The linkage between microRNA and cancer and its delivery as cancer therapy: A mini-review
Corresponding Author(s) : Lucky Goh Poh Wah
Cellular and Molecular Biology,
Vol. 69 No. 7: Issue 7

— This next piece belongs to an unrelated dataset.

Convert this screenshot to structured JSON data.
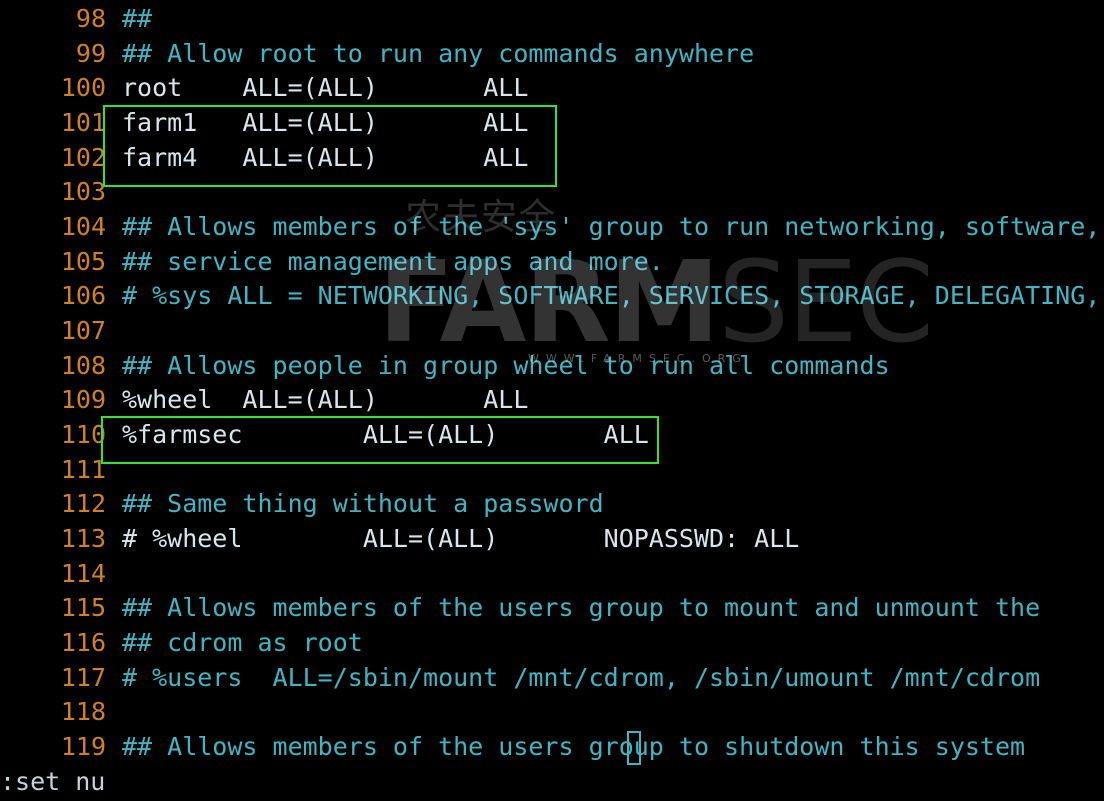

The central dogma of molecular biology was no longer "central" after ground-breaking discoveries conveyed gene expression involves more complex physiological functions in cancer pathogenesis over the last decade. MicroRNAs (miRNAs) are short non-coding RNA that regulate gene expression, affecting key molecular pathways involved in sustaining the proliferative signalling for tumour development, evasion of cellular death, invasion, angiogenesis, as well as metastasis in a plethora of cancer types. MiRNA expression is dysregulated in human cancer through a number of processes, including miRNA gene amplification or deletion, faulty miRNA transcriptional regulation, dysregulated epigenetic alterations, and flaws in the miRNA biogenesis machinery. As a result, the current progress of treatment intervention focuses on modifying the miRNA levels in cancer therapeutics. Nevertheless, the mode of delivery and current management of miRNA therapies remains one of the many questions that need to be addressed. Here, we provided a comprehensive mini-review outlining the role of miRNA in cancer as well as its mode of delivery which includes liposomes, viral vectors, inorganic material-based nanoparticles, and cell-derived membrane vesicles. Likewise, the regulation of miRNA in other diseases and their challenges in translational research was also thoroughly discussed.
Download CitationEndnote/Zotero/Mendeley (RIS)